== SUPPLIED DATA ==
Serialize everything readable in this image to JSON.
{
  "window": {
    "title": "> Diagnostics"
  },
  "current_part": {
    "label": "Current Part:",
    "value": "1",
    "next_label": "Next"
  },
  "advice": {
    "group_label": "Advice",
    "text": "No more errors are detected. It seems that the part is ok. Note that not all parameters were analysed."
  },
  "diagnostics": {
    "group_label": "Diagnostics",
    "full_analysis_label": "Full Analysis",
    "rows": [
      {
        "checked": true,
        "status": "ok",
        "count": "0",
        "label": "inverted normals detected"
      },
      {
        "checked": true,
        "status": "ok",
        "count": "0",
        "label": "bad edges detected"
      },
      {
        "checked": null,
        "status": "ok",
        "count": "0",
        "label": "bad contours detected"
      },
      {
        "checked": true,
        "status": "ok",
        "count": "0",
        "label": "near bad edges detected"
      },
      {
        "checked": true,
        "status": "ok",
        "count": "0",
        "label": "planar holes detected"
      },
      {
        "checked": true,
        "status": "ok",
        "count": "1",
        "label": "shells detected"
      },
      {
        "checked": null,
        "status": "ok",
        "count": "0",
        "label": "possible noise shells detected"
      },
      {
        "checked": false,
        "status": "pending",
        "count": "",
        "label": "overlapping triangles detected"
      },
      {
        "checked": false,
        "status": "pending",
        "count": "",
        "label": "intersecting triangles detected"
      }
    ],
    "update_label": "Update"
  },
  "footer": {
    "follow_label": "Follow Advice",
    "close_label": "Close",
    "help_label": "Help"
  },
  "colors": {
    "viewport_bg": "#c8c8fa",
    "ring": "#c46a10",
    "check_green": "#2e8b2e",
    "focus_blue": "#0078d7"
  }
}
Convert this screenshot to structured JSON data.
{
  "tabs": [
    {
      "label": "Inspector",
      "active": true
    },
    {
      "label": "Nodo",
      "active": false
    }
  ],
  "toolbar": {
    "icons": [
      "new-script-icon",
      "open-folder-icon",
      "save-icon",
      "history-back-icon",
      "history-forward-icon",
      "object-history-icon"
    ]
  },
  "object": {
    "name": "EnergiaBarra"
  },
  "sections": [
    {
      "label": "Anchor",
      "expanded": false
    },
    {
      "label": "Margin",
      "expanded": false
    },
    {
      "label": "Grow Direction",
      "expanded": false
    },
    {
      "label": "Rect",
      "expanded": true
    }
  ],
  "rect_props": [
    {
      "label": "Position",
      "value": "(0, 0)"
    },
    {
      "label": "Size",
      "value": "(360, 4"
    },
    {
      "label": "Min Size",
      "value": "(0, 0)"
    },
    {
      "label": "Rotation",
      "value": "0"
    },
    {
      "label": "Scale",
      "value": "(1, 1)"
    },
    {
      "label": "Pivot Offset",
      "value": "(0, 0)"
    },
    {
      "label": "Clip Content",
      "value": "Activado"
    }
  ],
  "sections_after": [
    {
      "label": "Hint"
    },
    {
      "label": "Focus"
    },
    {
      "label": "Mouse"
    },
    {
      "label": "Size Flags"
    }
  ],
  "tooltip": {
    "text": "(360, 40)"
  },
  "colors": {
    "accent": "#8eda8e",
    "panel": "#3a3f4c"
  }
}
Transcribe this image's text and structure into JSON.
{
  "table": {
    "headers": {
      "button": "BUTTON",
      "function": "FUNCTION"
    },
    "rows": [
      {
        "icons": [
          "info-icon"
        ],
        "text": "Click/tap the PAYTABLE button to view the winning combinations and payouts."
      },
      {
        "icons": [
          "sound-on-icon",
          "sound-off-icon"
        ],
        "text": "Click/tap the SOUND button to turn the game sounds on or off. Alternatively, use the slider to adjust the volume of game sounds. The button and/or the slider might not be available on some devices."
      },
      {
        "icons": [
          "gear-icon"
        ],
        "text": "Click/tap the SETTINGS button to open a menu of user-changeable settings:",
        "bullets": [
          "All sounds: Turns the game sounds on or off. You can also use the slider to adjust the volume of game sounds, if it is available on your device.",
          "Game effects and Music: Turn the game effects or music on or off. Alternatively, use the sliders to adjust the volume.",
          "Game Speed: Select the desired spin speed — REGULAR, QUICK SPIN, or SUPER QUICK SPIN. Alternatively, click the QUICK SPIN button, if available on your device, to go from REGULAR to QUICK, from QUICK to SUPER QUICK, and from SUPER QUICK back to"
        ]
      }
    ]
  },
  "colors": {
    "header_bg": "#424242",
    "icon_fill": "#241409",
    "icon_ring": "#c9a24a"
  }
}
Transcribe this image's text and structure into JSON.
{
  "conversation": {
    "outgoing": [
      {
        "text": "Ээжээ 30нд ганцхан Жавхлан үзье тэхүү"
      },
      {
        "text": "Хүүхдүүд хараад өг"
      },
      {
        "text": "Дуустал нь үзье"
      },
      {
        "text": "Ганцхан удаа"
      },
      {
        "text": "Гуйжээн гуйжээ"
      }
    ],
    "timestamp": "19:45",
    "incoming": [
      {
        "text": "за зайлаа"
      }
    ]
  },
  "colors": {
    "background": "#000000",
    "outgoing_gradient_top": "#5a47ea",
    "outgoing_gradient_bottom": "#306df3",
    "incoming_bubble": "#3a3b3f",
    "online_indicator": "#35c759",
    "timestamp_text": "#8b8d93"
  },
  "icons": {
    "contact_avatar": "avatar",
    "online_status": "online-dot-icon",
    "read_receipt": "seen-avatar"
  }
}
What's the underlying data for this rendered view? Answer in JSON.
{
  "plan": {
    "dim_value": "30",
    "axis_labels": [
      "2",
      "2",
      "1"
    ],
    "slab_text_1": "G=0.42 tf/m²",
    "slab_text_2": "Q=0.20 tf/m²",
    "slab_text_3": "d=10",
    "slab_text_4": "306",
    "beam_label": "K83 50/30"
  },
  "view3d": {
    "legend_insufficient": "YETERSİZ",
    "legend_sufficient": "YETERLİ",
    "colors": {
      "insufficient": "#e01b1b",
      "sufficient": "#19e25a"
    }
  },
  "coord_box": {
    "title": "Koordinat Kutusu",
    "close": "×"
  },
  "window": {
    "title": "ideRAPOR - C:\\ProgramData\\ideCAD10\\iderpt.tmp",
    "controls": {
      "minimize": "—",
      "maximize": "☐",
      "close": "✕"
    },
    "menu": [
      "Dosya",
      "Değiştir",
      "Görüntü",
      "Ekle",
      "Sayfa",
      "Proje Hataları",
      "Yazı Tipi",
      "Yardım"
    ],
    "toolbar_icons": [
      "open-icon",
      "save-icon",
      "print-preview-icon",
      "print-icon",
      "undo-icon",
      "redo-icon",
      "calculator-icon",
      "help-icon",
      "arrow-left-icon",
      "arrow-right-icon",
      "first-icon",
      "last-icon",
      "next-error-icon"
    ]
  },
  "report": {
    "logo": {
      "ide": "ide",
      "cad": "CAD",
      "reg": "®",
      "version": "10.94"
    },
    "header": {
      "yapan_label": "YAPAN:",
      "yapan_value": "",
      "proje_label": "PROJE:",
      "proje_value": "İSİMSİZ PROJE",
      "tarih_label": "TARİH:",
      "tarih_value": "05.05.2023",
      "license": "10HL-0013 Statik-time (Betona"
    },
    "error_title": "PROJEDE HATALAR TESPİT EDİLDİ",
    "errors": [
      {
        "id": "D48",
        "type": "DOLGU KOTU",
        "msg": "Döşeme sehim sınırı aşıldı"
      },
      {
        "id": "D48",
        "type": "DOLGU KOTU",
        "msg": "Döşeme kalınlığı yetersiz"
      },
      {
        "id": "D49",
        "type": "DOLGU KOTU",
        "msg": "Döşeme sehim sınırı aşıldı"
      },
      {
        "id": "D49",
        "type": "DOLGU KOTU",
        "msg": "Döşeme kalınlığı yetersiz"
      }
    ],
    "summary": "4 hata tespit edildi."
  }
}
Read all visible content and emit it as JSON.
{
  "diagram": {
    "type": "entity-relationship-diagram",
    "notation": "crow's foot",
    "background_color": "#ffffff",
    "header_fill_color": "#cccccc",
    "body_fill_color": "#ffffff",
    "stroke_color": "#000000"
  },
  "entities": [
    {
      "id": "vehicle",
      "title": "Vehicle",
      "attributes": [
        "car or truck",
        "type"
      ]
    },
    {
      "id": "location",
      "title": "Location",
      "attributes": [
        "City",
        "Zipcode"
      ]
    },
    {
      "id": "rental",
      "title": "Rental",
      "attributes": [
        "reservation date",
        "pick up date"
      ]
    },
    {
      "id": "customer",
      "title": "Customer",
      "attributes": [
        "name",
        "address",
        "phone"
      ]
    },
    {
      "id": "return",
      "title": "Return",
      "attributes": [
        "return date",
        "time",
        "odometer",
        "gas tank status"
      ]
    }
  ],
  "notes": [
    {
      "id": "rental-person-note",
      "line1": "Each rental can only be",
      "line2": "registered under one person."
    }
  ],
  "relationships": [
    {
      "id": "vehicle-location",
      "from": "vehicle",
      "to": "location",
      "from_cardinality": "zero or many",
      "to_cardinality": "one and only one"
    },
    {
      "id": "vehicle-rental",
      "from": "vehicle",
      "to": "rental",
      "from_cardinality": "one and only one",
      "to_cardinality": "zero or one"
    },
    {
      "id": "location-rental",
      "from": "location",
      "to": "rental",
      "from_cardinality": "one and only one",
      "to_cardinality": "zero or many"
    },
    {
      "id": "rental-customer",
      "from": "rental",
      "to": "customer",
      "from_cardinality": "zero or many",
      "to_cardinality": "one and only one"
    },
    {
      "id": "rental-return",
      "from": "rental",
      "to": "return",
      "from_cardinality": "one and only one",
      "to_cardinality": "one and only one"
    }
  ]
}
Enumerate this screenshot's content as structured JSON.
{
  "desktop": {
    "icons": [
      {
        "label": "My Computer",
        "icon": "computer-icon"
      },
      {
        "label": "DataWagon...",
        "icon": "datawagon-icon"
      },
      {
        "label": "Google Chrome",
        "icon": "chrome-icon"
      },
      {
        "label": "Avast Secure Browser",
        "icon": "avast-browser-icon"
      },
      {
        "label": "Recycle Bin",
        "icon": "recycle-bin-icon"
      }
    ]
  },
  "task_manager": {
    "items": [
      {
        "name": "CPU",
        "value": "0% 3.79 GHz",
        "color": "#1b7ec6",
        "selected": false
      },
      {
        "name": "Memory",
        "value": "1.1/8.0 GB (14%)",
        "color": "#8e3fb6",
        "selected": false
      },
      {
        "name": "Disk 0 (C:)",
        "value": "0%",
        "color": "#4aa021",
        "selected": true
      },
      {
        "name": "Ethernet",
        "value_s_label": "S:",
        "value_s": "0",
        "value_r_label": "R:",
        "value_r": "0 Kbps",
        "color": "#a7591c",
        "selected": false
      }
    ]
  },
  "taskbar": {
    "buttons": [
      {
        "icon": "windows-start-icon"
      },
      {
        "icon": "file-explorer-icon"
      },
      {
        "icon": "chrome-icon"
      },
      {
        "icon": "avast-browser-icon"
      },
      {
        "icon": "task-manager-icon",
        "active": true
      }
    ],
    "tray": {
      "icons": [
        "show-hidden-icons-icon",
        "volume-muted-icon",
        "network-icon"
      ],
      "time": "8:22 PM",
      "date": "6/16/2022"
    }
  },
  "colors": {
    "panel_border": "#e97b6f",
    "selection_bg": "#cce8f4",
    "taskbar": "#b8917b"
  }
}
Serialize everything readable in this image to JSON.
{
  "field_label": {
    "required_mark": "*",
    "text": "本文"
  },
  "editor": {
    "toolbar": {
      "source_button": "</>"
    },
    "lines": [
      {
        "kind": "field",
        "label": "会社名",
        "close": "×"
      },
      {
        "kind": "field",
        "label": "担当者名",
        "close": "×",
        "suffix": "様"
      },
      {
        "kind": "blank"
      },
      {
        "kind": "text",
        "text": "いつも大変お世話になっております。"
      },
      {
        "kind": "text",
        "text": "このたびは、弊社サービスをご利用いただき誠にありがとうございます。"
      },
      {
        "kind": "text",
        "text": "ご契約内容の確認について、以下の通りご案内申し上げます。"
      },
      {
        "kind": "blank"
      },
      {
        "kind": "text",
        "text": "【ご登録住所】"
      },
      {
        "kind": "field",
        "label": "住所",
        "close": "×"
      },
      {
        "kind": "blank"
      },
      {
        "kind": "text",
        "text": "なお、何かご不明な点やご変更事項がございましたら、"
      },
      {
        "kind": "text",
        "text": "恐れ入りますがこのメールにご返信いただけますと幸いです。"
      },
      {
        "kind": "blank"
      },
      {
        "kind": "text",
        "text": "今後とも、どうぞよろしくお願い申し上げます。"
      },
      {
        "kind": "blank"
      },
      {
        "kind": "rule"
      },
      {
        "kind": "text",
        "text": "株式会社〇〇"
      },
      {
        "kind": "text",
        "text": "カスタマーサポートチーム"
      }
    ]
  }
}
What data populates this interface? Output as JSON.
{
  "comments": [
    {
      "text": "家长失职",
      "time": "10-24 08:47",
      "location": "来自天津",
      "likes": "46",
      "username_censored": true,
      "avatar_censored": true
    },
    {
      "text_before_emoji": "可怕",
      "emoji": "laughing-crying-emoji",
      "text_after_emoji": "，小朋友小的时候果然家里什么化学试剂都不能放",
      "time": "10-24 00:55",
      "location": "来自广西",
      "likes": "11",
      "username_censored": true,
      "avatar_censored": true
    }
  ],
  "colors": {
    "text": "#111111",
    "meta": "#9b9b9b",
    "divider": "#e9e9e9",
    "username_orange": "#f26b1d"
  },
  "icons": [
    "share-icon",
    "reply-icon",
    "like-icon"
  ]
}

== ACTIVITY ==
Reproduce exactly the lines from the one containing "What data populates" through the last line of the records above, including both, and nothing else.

== RESULT BELOW ==
What data populates this interface? Output as JSON.
{
  "comments": [
    {
      "text": "家长失职",
      "time": "10-24 08:47",
      "location": "来自天津",
      "likes": "46",
      "username_censored": true,
      "avatar_censored": true
    },
    {
      "text_before_emoji": "可怕",
      "emoji": "laughing-crying-emoji",
      "text_after_emoji": "，小朋友小的时候果然家里什么化学试剂都不能放",
      "time": "10-24 00:55",
      "location": "来自广西",
      "likes": "11",
      "username_censored": true,
      "avatar_censored": true
    }
  ],
  "colors": {
    "text": "#111111",
    "meta": "#9b9b9b",
    "divider": "#e9e9e9",
    "username_orange": "#f26b1d"
  },
  "icons": [
    "share-icon",
    "reply-icon",
    "like-icon"
  ]
}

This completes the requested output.